Bun-Making Tips from a Parent

Now that we all have settled into our school year routines and the chaos from all recent hurricanes has settled down, I thought it would be a good time for some tips on bun-building.

When my daughter Rachel started dancing at age three, I learned that being a dance mom included learning how to make a bun. Panic washed over me! I remember thinking “how the heck am I going to get a bun into my active three year olds’ hair?” Rachel barely stood still long enough to get her hair brushed. So, my neighbor took pity on me and gave me a bun making lesson. That day started my journey in perfecting a dancers’ bun.

This is what you need:
1. Hair brush with nylon or natural bristles that are close together
2. Large, thick covered hair elastic – (matching hair color)
3. Nylon hair net – (matching hair color)
4. “U” shape hairpins and bobby pins
5. Hair spray
6. Hair gel
7. Bun Maker (donut)

At three, Rachel’s hair was still fine. So, I found that I was able to make a bun using the following steps:

1. You can start with dry hair, but I prefer to start with damp or wet hair.

2. Brush all snarls out until smooth. Put hair gel into your hand and smooth through hair. Using gel will help avoid bumps and stray hairs.
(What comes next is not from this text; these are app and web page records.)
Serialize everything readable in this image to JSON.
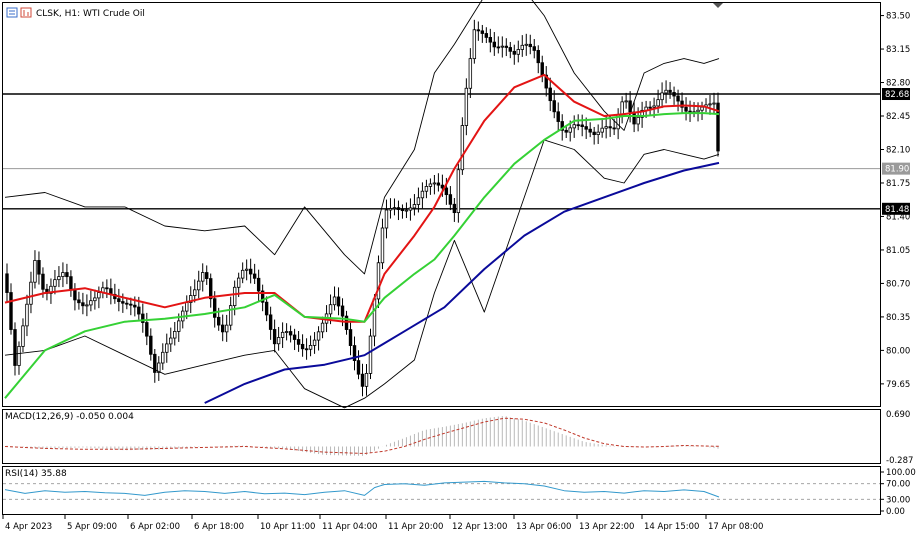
{
  "window": {
    "title": "CLSK, H1:  WTI Crude Oil",
    "icons": [
      "chart-toolbar-icon",
      "chart-bars-icon"
    ]
  },
  "price_scale": {
    "ticks": [
      "83.50",
      "83.15",
      "82.80",
      "82.45",
      "82.10",
      "81.75",
      "81.40",
      "81.05",
      "80.70",
      "80.35",
      "80.00",
      "79.65"
    ],
    "tags": [
      {
        "label": "82.68",
        "value": 82.68,
        "style": "dark"
      },
      {
        "label": "81.90",
        "value": 81.9,
        "style": "gray"
      },
      {
        "label": "81.48",
        "value": 81.48,
        "style": "dark"
      }
    ]
  },
  "macd_panel": {
    "label": "MACD(12,26,9) -0.050 0.004",
    "ticks": [
      "0.690",
      "-0.287"
    ]
  },
  "rsi_panel": {
    "label": "RSI(14) 35.88",
    "ticks": [
      "100.00",
      "70.00",
      "30.00",
      "0.00"
    ]
  },
  "time_axis": [
    "4 Apr 2023",
    "5 Apr 09:00",
    "6 Apr 02:00",
    "6 Apr 18:00",
    "10 Apr 11:00",
    "11 Apr 04:00",
    "11 Apr 20:00",
    "12 Apr 13:00",
    "13 Apr 06:00",
    "13 Apr 22:00",
    "14 Apr 15:00",
    "17 Apr 08:00"
  ],
  "colors": {
    "sma_fast": "#e31414",
    "sma_mid": "#35d135",
    "sma_slow": "#0a0a9a",
    "bands": "#000000",
    "macd_signal": "#c0392b",
    "rsi": "#3399cc",
    "gray_level": "#9a9a9a",
    "hist": "#b9b9b9"
  },
  "chart_data": [
    {
      "type": "line",
      "title": "CLSK, H1:  WTI Crude Oil",
      "ylim": [
        79.45,
        83.6
      ],
      "horizontal_lines": [
        82.68,
        81.9,
        81.48
      ],
      "series": [
        {
          "role": "price_close",
          "x": [
            0,
            10,
            20,
            30,
            40,
            50,
            60,
            70,
            80,
            90,
            100,
            110,
            120,
            130,
            140,
            150,
            160,
            170,
            180,
            190,
            200,
            210,
            220,
            230,
            240,
            250,
            260,
            270,
            280,
            290,
            300,
            310,
            320,
            330,
            340,
            350,
            360,
            370,
            380,
            390,
            400,
            410,
            420,
            430,
            440,
            450,
            460,
            470,
            480,
            490,
            500,
            510,
            520,
            530,
            540,
            550,
            560,
            570,
            580,
            590,
            600,
            610,
            620,
            630,
            640,
            650,
            660,
            670,
            680,
            690,
            700,
            710,
            715
          ],
          "values": [
            80.8,
            79.9,
            80.4,
            80.9,
            80.5,
            80.75,
            80.9,
            80.55,
            80.4,
            80.5,
            80.7,
            80.6,
            80.5,
            80.4,
            80.2,
            79.8,
            80.1,
            80.2,
            80.4,
            80.6,
            80.9,
            80.4,
            80.15,
            80.6,
            80.85,
            80.8,
            80.5,
            80.05,
            80.15,
            80.1,
            80.05,
            80.15,
            80.3,
            80.5,
            80.3,
            79.95,
            79.6,
            80.5,
            81.4,
            81.5,
            81.52,
            81.55,
            81.65,
            81.7,
            81.7,
            81.5,
            82.6,
            83.3,
            83.25,
            83.2,
            83.25,
            83.1,
            83.15,
            83.1,
            82.85,
            82.55,
            82.25,
            82.3,
            82.3,
            82.3,
            82.4,
            82.3,
            82.6,
            82.35,
            82.6,
            82.6,
            82.7,
            82.6,
            82.5,
            82.55,
            82.6,
            82.55,
            81.9
          ]
        },
        {
          "role": "bb_upper",
          "x": [
            0,
            40,
            80,
            120,
            160,
            200,
            240,
            270,
            300,
            340,
            360,
            380,
            410,
            430,
            450,
            480,
            510,
            540,
            570,
            600,
            620,
            640,
            660,
            680,
            700,
            715
          ],
          "values": [
            81.6,
            81.65,
            81.5,
            81.5,
            81.3,
            81.25,
            81.3,
            81.0,
            81.5,
            81.0,
            80.8,
            81.6,
            82.1,
            82.9,
            83.2,
            83.7,
            83.9,
            83.5,
            82.9,
            82.5,
            82.3,
            82.9,
            83.0,
            83.05,
            83.0,
            83.05
          ]
        },
        {
          "role": "bb_middle",
          "x": [
            0,
            40,
            80,
            120,
            160,
            200,
            240,
            270,
            300,
            340,
            360,
            380,
            410,
            430,
            450,
            480,
            510,
            540,
            570,
            600,
            620,
            640,
            660,
            680,
            700,
            715
          ],
          "values": [
            80.5,
            80.6,
            80.65,
            80.55,
            80.45,
            80.55,
            80.6,
            80.6,
            80.35,
            80.3,
            80.3,
            80.8,
            81.2,
            81.5,
            81.9,
            82.4,
            82.75,
            82.88,
            82.6,
            82.45,
            82.47,
            82.5,
            82.55,
            82.56,
            82.55,
            82.5
          ]
        },
        {
          "role": "bb_lower",
          "x": [
            0,
            40,
            80,
            120,
            160,
            200,
            240,
            270,
            300,
            340,
            360,
            380,
            410,
            430,
            450,
            480,
            510,
            540,
            570,
            600,
            620,
            640,
            660,
            680,
            700,
            715
          ],
          "values": [
            79.95,
            80.0,
            80.15,
            79.95,
            79.75,
            79.85,
            79.95,
            80.0,
            79.6,
            79.4,
            79.5,
            79.65,
            79.9,
            80.6,
            81.15,
            80.4,
            81.3,
            82.2,
            82.1,
            81.8,
            81.75,
            82.05,
            82.1,
            82.05,
            82.0,
            82.05
          ]
        },
        {
          "role": "ma_mid",
          "x": [
            0,
            40,
            80,
            120,
            160,
            200,
            240,
            270,
            300,
            340,
            360,
            380,
            410,
            430,
            450,
            480,
            510,
            540,
            570,
            600,
            620,
            640,
            660,
            680,
            700,
            715
          ],
          "values": [
            79.5,
            80.0,
            80.2,
            80.3,
            80.33,
            80.38,
            80.45,
            80.58,
            80.35,
            80.33,
            80.3,
            80.55,
            80.8,
            80.95,
            81.2,
            81.6,
            81.95,
            82.2,
            82.4,
            82.42,
            82.45,
            82.45,
            82.47,
            82.48,
            82.48,
            82.47
          ]
        },
        {
          "role": "ma_slow",
          "x": [
            200,
            240,
            280,
            320,
            360,
            400,
            440,
            480,
            520,
            560,
            600,
            640,
            680,
            715
          ],
          "values": [
            79.45,
            79.65,
            79.8,
            79.85,
            79.95,
            80.2,
            80.45,
            80.85,
            81.2,
            81.45,
            81.6,
            81.75,
            81.88,
            81.96
          ]
        }
      ]
    },
    {
      "type": "bar",
      "title": "MACD(12,26,9) -0.050 0.004",
      "ylim": [
        -0.287,
        0.69
      ],
      "series": [
        {
          "role": "macd_histogram",
          "x": [
            0,
            40,
            80,
            120,
            160,
            200,
            240,
            280,
            320,
            360,
            380,
            400,
            420,
            440,
            460,
            480,
            500,
            520,
            540,
            560,
            580,
            600,
            620,
            640,
            660,
            680,
            700,
            715
          ],
          "values": [
            0.02,
            -0.05,
            -0.02,
            -0.08,
            -0.06,
            0.0,
            0.02,
            -0.05,
            -0.18,
            -0.2,
            0.02,
            0.18,
            0.35,
            0.42,
            0.5,
            0.6,
            0.65,
            0.55,
            0.4,
            0.25,
            0.1,
            0.03,
            -0.01,
            0.0,
            0.01,
            0.02,
            0.0,
            -0.05
          ]
        },
        {
          "role": "macd_signal",
          "x": [
            0,
            40,
            80,
            120,
            160,
            200,
            240,
            280,
            320,
            360,
            380,
            400,
            420,
            440,
            460,
            480,
            500,
            520,
            540,
            560,
            580,
            600,
            620,
            640,
            660,
            680,
            700,
            715
          ],
          "values": [
            0.0,
            -0.04,
            -0.06,
            -0.06,
            -0.04,
            -0.02,
            0.0,
            -0.05,
            -0.12,
            -0.15,
            -0.1,
            0.0,
            0.15,
            0.28,
            0.4,
            0.52,
            0.6,
            0.58,
            0.5,
            0.35,
            0.18,
            0.06,
            0.0,
            -0.01,
            0.0,
            0.02,
            0.01,
            0.004
          ]
        }
      ]
    },
    {
      "type": "line",
      "title": "RSI(14) 35.88",
      "ylim": [
        0,
        100
      ],
      "levels": [
        70,
        30
      ],
      "series": [
        {
          "role": "rsi",
          "x": [
            0,
            20,
            40,
            60,
            80,
            100,
            120,
            140,
            160,
            180,
            200,
            220,
            240,
            260,
            280,
            300,
            320,
            340,
            360,
            370,
            380,
            400,
            420,
            440,
            460,
            480,
            500,
            520,
            540,
            560,
            580,
            600,
            620,
            640,
            660,
            680,
            700,
            715
          ],
          "values": [
            55,
            45,
            52,
            48,
            50,
            47,
            45,
            40,
            48,
            52,
            50,
            45,
            50,
            44,
            46,
            42,
            48,
            52,
            40,
            60,
            68,
            70,
            66,
            72,
            74,
            76,
            72,
            70,
            64,
            52,
            48,
            50,
            46,
            52,
            50,
            54,
            50,
            36
          ]
        }
      ]
    }
  ]
}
Brush the smooth hair into a ponytail.

3. Twist the ponytail as you gradually wrap it around the hair elastic, creating a tight, coiled circle, inserting the U-shaped hair pins as you wrap. Make sure the hairpin or bobby pins grab hair from both the head and the ponytail. This will hold your bun close to your head. Be sure to use plenty of hair pins (12-16 on average). The idea is to have your bun tightly coiled around your elastic and secured to your head.

4. Next, wrap a hair net around the bun as many times as it will allow for a snug fit, then if need be, secure it with bobby pins or hairpins.

5. The finishing touch is using hair spray to smooth out any whisps or bumps on the head.

6. Many dancers, especially the younger ones, like to have a bun cover over their bun for some color or glitz. The bun covers in the boutique have rhinestones and come in several colors.

If your dancer has very thick or long hair (or both like my dancer Rachel), the bun builder, a.k.a. the donut, can be your best friend.

1. You can start with dry hair, but I prefer to start with damp or wet hair.

2. Brush all snarls and tangles out until smooth. Put hair gel into your hand and smooth through hair. Using gel will help avoid bumps and stray hairs.

3. Pull hair back to into a ponytail. Make sure the hair is smooth and sleek.

4. Now slide the ponytail through the donut so it’s resting against your dancers’ head.

5. Next, fan your dancers’ hair over the bun maker so it is completely covered with hair, and put a ponytail holder around the base of the hair covered bun maker.

6. Now you can begin wrapping the loose hair around the donut, securing it in place with bobby pins or hairpins.

7. Then wrap a hair net around the unsecured bun as many times as it will allow for a snug fit, securing with bobby pins or hairpins. This gives the bun a finished look.

8. Spray loose hair or fly aways with hairspray.

9. Cover the bun with a bun cover if your dancer desires.

Hopefully these instructions will help moms (and dads who fill in for moms) become master bun makers. And relax, it’s okay if it’s not the perfect bun. As long as there are no fly aways and hair is not in your dancers’ face, you’ve done a good job. Dancers need to wear their hair up for safety reasons — they need to be able to spot (which means look at one specific spot when turning so they don’t get dizzy and fall down), and see other dancers around them so they do not run into each other.

Let me know if you have any questions, I can usually be found at the studio Mondays, Wednesdays, Thursdays, and Fridays.
Good Luck and Happy Bun-Making,
Laura Atter